--- What the exercise asks ---
All of the data below is to be copied exactly.

[Saved data entries]
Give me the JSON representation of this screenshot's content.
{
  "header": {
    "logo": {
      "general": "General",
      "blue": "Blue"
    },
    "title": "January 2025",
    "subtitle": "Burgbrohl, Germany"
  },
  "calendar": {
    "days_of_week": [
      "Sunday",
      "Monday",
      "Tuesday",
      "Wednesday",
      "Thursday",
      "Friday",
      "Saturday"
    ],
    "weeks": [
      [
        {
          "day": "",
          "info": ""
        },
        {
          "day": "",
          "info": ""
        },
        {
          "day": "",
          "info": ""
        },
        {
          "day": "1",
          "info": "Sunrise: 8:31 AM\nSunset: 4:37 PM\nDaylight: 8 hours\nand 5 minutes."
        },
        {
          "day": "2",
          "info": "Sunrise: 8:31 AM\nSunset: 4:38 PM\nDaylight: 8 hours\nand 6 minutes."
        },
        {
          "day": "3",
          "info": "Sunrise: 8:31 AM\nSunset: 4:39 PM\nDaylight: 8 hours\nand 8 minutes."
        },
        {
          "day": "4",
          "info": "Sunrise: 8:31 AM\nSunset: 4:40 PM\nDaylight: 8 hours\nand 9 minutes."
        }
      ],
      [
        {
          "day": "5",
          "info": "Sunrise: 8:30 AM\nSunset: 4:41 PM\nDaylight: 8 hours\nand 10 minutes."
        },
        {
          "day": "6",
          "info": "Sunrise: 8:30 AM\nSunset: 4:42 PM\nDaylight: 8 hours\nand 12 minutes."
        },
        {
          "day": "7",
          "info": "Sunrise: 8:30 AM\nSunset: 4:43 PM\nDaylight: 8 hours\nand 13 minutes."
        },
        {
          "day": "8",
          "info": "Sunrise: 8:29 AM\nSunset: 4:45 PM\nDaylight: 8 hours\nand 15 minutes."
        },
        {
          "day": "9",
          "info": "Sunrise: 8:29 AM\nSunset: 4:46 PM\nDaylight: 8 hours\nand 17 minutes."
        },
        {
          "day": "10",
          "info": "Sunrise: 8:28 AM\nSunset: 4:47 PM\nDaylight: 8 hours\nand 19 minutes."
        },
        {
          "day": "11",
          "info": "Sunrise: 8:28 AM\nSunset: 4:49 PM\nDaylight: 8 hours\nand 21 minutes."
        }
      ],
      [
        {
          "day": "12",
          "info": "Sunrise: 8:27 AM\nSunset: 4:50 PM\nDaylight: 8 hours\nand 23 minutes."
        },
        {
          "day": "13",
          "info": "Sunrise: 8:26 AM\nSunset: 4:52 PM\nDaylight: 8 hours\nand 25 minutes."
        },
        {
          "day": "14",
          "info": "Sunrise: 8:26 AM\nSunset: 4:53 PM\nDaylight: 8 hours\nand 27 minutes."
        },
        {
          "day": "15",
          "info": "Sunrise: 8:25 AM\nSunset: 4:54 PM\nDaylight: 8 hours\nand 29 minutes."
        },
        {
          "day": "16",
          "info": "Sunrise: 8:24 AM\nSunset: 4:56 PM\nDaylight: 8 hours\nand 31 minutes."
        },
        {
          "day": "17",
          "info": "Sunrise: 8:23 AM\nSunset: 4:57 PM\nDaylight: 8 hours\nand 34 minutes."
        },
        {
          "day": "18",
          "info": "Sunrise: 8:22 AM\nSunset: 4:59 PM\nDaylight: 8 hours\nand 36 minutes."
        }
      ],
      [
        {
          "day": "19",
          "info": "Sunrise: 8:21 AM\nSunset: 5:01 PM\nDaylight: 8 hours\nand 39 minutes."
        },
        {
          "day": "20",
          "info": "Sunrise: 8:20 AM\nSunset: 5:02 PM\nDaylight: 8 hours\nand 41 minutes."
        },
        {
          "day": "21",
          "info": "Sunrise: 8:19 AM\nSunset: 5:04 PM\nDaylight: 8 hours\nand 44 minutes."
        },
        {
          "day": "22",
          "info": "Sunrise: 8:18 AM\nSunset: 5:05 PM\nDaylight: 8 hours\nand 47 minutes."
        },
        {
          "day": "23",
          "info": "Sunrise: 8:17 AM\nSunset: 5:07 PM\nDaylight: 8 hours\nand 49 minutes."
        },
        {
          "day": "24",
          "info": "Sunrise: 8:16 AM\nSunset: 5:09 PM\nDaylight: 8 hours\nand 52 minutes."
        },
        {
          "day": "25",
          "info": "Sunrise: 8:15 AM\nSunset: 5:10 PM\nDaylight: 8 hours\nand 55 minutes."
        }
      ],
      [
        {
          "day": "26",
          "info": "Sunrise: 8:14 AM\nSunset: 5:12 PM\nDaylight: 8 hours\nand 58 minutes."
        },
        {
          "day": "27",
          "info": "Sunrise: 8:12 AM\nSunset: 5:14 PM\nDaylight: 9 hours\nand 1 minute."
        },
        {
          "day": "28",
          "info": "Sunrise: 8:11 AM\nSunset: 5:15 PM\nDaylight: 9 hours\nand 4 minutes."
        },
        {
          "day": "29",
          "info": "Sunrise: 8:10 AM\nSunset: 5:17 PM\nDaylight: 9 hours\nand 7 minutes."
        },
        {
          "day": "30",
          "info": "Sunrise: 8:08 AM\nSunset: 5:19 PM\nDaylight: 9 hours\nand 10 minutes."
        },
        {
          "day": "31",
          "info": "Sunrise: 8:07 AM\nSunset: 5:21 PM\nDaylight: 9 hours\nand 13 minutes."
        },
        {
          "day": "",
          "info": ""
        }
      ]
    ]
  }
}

--- Your solution ---
Give me the JSON representation of this screenshot's content.
{
  "header": {
    "logo": {
      "general": "General",
      "blue": "Blue"
    },
    "title": "January 2025",
    "subtitle": "Burgbrohl, Germany"
  },
  "calendar": {
    "days_of_week": [
      "Sunday",
      "Monday",
      "Tuesday",
      "Wednesday",
      "Thursday",
      "Friday",
      "Saturday"
    ],
    "weeks": [
      [
        {
          "day": "",
          "info": ""
        },
        {
          "day": "",
          "info": ""
        },
        {
          "day": "",
          "info": ""
        },
        {
          "day": "1",
          "info": "Sunrise: 8:31 AM\nSunset: 4:37 PM\nDaylight: 8 hours\nand 5 minutes."
        },
        {
          "day": "2",
          "info": "Sunrise: 8:31 AM\nSunset: 4:38 PM\nDaylight: 8 hours\nand 6 minutes."
        },
        {
          "day": "3",
          "info": "Sunrise: 8:31 AM\nSunset: 4:39 PM\nDaylight: 8 hours\nand 8 minutes."
        },
        {
          "day": "4",
          "info": "Sunrise: 8:31 AM\nSunset: 4:40 PM\nDaylight: 8 hours\nand 9 minutes."
        }
      ],
      [
        {
          "day": "5",
          "info": "Sunrise: 8:30 AM\nSunset: 4:41 PM\nDaylight: 8 hours\nand 10 minutes."
        },
        {
          "day": "6",
          "info": "Sunrise: 8:30 AM\nSunset: 4:42 PM\nDaylight: 8 hours\nand 12 minutes."
        },
        {
          "day": "7",
          "info": "Sunrise: 8:30 AM\nSunset: 4:43 PM\nDaylight: 8 hours\nand 13 minutes."
        },
        {
          "day": "8",
          "info": "Sunrise: 8:29 AM\nSunset: 4:45 PM\nDaylight: 8 hours\nand 15 minutes."
        },
        {
          "day": "9",
          "info": "Sunrise: 8:29 AM\nSunset: 4:46 PM\nDaylight: 8 hours\nand 17 minutes."
        },
        {
          "day": "10",
          "info": "Sunrise: 8:28 AM\nSunset: 4:47 PM\nDaylight: 8 hours\nand 19 minutes."
        },
        {
          "day": "11",
          "info": "Sunrise: 8:28 AM\nSunset: 4:49 PM\nDaylight: 8 hours\nand 21 minutes."
        }
      ],
      [
        {
          "day": "12",
          "info": "Sunrise: 8:27 AM\nSunset: 4:50 PM\nDaylight: 8 hours\nand 23 minutes."
        },
        {
          "day": "13",
          "info": "Sunrise: 8:26 AM\nSunset: 4:52 PM\nDaylight: 8 hours\nand 25 minutes."
        },
        {
          "day": "14",
          "info": "Sunrise: 8:26 AM\nSunset: 4:53 PM\nDaylight: 8 hours\nand 27 minutes."
        },
        {
          "day": "15",
          "info": "Sunrise: 8:25 AM\nSunset: 4:54 PM\nDaylight: 8 hours\nand 29 minutes."
        },
        {
          "day": "16",
          "info": "Sunrise: 8:24 AM\nSunset: 4:56 PM\nDaylight: 8 hours\nand 31 minutes."
        },
        {
          "day": "17",
          "info": "Sunrise: 8:23 AM\nSunset: 4:57 PM\nDaylight: 8 hours\nand 34 minutes."
        },
        {
          "day": "18",
          "info": "Sunrise: 8:22 AM\nSunset: 4:59 PM\nDaylight: 8 hours\nand 36 minutes."
        }
      ],
      [
        {
          "day": "19",
          "info": "Sunrise: 8:21 AM\nSunset: 5:01 PM\nDaylight: 8 hours\nand 39 minutes."
        },
        {
          "day": "20",
          "info": "Sunrise: 8:20 AM\nSunset: 5:02 PM\nDaylight: 8 hours\nand 41 minutes."
        },
        {
          "day": "21",
          "info": "Sunrise: 8:19 AM\nSunset: 5:04 PM\nDaylight: 8 hours\nand 44 minutes."
        },
        {
          "day": "22",
          "info": "Sunrise: 8:18 AM\nSunset: 5:05 PM\nDaylight: 8 hours\nand 47 minutes."
        },
        {
          "day": "23",
          "info": "Sunrise: 8:17 AM\nSunset: 5:07 PM\nDaylight: 8 hours\nand 49 minutes."
        },
        {
          "day": "24",
          "info": "Sunrise: 8:16 AM\nSunset: 5:09 PM\nDaylight: 8 hours\nand 52 minutes."
        },
        {
          "day": "25",
          "info": "Sunrise: 8:15 AM\nSunset: 5:10 PM\nDaylight: 8 hours\nand 55 minutes."
        }
      ],
      [
        {
          "day": "26",
          "info": "Sunrise: 8:14 AM\nSunset: 5:12 PM\nDaylight: 8 hours\nand 58 minutes."
        },
        {
          "day": "27",
          "info": "Sunrise: 8:12 AM\nSunset: 5:14 PM\nDaylight: 9 hours\nand 1 minute."
        },
        {
          "day": "28",
          "info": "Sunrise: 8:11 AM\nSunset: 5:15 PM\nDaylight: 9 hours\nand 4 minutes."
        },
        {
          "day": "29",
          "info": "Sunrise: 8:10 AM\nSunset: 5:17 PM\nDaylight: 9 hours\nand 7 minutes."
        },
        {
          "day": "30",
          "info": "Sunrise: 8:08 AM\nSunset: 5:19 PM\nDaylight: 9 hours\nand 10 minutes."
        },
        {
          "day": "31",
          "info": "Sunrise: 8:07 AM\nSunset: 5:21 PM\nDaylight: 9 hours\nand 13 minutes."
        },
        {
          "day": "",
          "info": ""
        }
      ]
    ]
  }
}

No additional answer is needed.